▶ **DATA SUPPLIED**
= Beginning of Section =
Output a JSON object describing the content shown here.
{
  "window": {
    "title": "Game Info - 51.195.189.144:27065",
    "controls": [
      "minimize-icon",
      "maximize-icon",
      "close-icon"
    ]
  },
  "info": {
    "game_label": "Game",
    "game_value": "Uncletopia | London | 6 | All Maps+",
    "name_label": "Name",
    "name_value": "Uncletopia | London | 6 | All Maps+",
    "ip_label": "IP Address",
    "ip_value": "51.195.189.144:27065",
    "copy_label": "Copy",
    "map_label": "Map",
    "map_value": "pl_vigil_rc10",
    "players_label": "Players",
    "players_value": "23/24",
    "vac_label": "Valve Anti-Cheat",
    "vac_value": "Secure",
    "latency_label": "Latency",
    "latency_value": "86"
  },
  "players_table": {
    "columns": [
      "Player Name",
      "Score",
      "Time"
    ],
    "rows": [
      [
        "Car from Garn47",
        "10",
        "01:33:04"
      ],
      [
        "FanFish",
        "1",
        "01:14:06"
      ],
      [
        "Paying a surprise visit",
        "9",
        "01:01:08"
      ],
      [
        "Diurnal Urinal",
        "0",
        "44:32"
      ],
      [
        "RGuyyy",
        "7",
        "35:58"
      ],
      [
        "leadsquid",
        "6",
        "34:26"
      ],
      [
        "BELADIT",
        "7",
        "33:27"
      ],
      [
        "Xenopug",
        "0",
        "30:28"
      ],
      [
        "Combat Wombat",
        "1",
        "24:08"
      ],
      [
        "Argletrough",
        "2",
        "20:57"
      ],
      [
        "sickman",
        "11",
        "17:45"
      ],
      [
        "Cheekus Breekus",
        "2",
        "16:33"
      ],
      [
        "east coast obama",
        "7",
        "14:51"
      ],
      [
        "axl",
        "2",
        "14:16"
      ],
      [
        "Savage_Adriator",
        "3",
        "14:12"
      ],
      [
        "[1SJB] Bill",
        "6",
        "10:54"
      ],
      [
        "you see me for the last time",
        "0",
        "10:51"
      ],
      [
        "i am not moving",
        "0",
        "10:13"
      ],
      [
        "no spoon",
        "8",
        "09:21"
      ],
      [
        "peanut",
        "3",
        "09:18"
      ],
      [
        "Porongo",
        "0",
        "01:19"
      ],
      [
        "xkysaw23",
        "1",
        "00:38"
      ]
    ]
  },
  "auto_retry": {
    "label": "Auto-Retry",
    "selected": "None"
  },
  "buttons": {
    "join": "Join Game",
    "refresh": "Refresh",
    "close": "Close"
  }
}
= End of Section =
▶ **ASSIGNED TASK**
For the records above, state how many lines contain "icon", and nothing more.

▶ **ANSWER TO THE PROBLEM**
3